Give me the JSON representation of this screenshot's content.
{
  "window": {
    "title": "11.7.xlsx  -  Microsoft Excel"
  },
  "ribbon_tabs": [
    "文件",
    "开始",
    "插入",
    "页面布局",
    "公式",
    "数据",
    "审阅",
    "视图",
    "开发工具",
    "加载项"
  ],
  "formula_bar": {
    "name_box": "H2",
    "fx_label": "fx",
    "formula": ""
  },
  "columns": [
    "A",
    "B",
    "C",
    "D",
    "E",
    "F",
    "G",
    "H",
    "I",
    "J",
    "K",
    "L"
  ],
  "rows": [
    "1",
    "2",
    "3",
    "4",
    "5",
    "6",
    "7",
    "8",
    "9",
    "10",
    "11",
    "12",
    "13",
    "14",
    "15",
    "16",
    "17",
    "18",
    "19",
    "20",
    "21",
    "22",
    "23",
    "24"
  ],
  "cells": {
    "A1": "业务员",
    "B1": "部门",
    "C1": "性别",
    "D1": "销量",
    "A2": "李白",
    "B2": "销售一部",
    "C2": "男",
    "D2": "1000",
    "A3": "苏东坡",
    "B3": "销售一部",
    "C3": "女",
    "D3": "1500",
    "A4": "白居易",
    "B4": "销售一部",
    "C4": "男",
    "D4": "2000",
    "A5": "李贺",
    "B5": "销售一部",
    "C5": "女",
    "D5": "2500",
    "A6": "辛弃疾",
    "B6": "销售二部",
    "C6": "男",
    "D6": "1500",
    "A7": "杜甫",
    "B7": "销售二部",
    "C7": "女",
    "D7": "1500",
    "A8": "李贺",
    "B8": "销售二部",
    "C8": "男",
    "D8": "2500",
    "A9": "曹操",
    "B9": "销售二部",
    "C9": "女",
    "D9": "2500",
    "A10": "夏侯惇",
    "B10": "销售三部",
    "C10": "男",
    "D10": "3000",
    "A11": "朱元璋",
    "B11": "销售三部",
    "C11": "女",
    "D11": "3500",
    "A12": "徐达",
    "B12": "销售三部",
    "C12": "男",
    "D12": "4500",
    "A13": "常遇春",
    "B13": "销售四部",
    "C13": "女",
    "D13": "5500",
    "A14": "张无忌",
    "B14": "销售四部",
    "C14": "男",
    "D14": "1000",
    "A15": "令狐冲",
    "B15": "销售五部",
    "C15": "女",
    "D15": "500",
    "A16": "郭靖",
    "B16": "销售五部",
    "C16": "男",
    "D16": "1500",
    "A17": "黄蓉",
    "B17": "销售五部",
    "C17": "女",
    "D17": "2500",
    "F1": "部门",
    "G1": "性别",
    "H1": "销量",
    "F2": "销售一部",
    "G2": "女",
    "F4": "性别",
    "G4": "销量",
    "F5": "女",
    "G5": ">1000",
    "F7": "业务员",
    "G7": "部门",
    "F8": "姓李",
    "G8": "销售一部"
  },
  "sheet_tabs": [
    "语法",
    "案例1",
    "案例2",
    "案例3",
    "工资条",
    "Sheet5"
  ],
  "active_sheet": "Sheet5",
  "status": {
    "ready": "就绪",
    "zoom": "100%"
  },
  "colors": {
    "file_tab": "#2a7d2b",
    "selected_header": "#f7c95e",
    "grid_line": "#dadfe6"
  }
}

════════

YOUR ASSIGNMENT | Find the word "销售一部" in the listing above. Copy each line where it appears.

EXERCISE SOLUTION |
    "B2": "销售一部",
    "B3": "销售一部",
    "B4": "销售一部",
    "B5": "销售一部",
    "F2": "销售一部",
    "G8": "销售一部"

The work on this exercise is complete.